Web page and app entries
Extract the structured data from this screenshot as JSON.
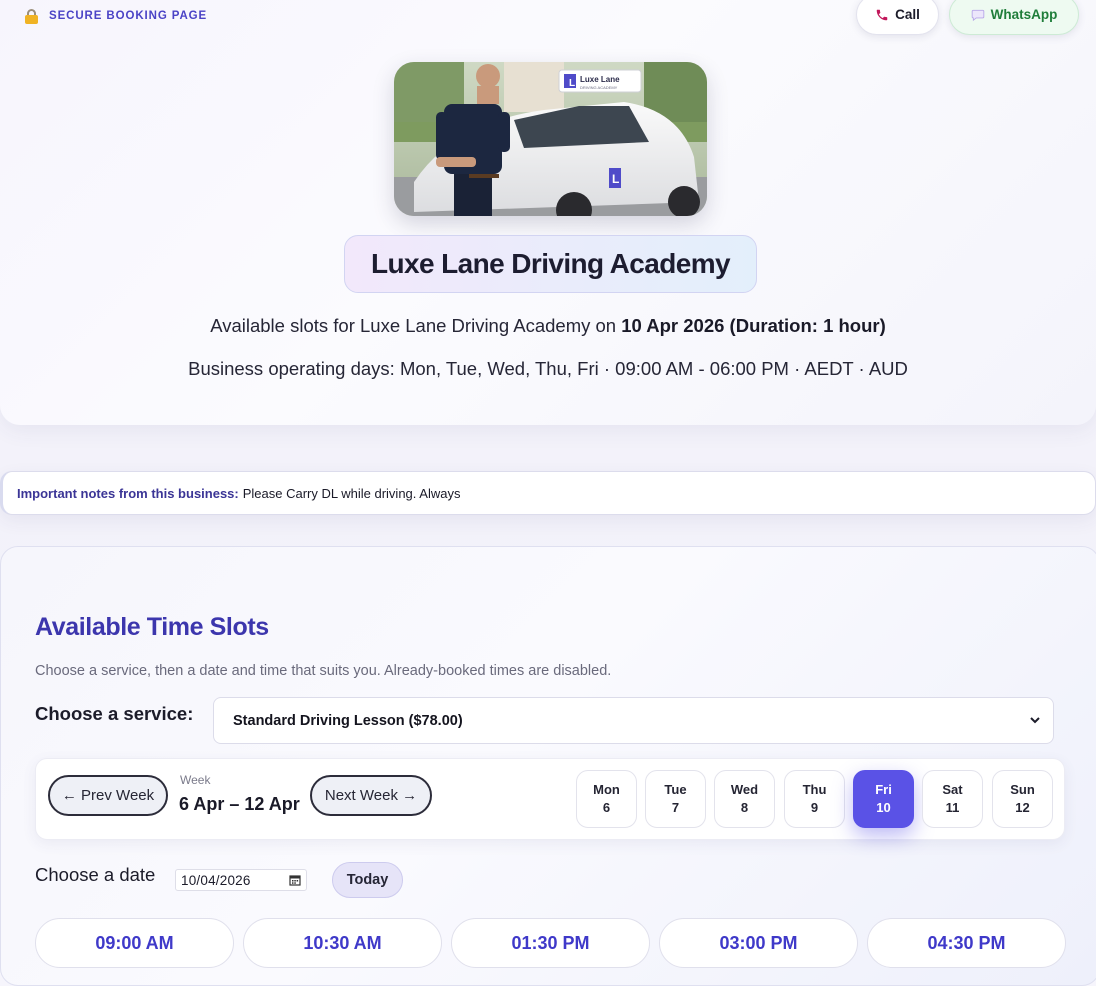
{
  "header": {
    "secure_label": "SECURE BOOKING PAGE",
    "call_label": "Call",
    "whatsapp_label": "WhatsApp"
  },
  "business": {
    "name": "Luxe Lane Driving Academy",
    "avail_prefix": "Available slots for Luxe Lane Driving Academy on",
    "avail_bold": "10 Apr 2026 (Duration: 1 hour)",
    "operating": "Business operating days: Mon, Tue, Wed, Thu, Fri · 09:00 AM - 06:00 PM · AEDT · AUD",
    "car_sign_brand": "Luxe Lane",
    "car_sign_sub": "DRIVING ACADEMY"
  },
  "notes": {
    "label": "Important notes from this business:",
    "text": "Please Carry DL while driving. Always"
  },
  "slots": {
    "title": "Available Time Slots",
    "subtitle": "Choose a service, then a date and time that suits you. Already-booked times are disabled.",
    "service_label": "Choose a service:",
    "service_selected": "Standard Driving Lesson ($78.00)",
    "prev_week": "← Prev Week",
    "next_week": "Next Week →",
    "week_label": "Week",
    "week_range": "6 Apr – 12 Apr",
    "days": [
      {
        "name": "Mon",
        "num": "6"
      },
      {
        "name": "Tue",
        "num": "7"
      },
      {
        "name": "Wed",
        "num": "8"
      },
      {
        "name": "Thu",
        "num": "9"
      },
      {
        "name": "Fri",
        "num": "10",
        "selected": true
      },
      {
        "name": "Sat",
        "num": "11"
      },
      {
        "name": "Sun",
        "num": "12"
      }
    ],
    "date_label": "Choose a date",
    "date_value": "10/04/2026",
    "today_label": "Today",
    "times": [
      "09:00 AM",
      "10:30 AM",
      "01:30 PM",
      "03:00 PM",
      "04:30 PM"
    ]
  },
  "colors": {
    "accent": "#5a52e6",
    "title": "#3c36ad",
    "whatsapp": "#1f7d3a"
  }
}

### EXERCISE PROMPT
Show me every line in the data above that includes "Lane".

### EXERCISE ANSWER
    "name": "Luxe Lane Driving Academy",
    "avail_prefix": "Available slots for Luxe Lane Driving Academy on",
    "car_sign_brand": "Luxe Lane",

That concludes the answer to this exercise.